“For me the biggest takeaway was the focus on quality of life and living healthily in communities. Throughout the consultation we heard the importance of companionship, community, family, and other supports,” said Dr. Charles Jago, Northern Health board chair. “We know that people will need to access various levels of care as they age, but it wasn’t the main focus of the discussion throughout the process.”
Areas that are working that were identified in the report include a strong level of personal choice over the way seniors live; the programs and services available to stay active, have meaning, and create purpose in their lives within their community; and access to health services.
Residents of Northern B.C. also identified areas in which improvements can be made: home support, education and information, communication and integration of service, creating a culture of dignity and respect, supporting the financially disadvantaged, transportation, and access to housing.
“We heard from residents in Northern B.C. that there is a lot of value in having conversations about seniors’ health and healthy aging,” said Cathy Ulrich, Northern Health chief executive officer and president. “The conversation and work do not end with this report. The report will help the board and leadership of Northern Health make decisions about how best to serve northerners.”
The report, entitled “Let’s talk about Healthy Aging and Senior’s Wellness,” contains ideas, comments, feedback and suggestions from people throughout the north. Consultations were held in 13 communities including Valemount, and focus groups were held in some communities as well. Northern Health received comments through email, letters and verbal suggestions to community representatives. The consultation was attended by people of all ages, and all participants’ ideas were captured and recorded to form this report.
Themes specific to First Nations in northern B.C. were also identified. Elders involved in the process spoke about the importance of health being connected to their language and culture, to the land and to the traditional foods of their local environment.
The report provides a summary of the consultation, including themes and outcomes, and also breaks down the comments by community.
“It is critical that while we understand the issues as a region, we recognize the distinct differences between communities and highlight both what is best practice and working, and what is not,” said Dr. Suzanne Johnston, VP clinical services, chief nursing officer and consultation lead. “Communities can learn from each other; there are some incredible practices and activities going on that can be modeled in other communities.”

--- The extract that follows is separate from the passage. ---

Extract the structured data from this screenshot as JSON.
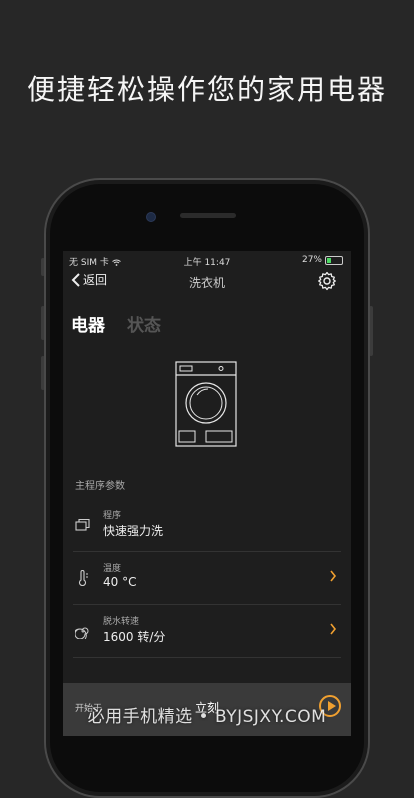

The complete consultation report is available at www.northernhealth.ca > About Us > Northern Health Reports > Community Accountability.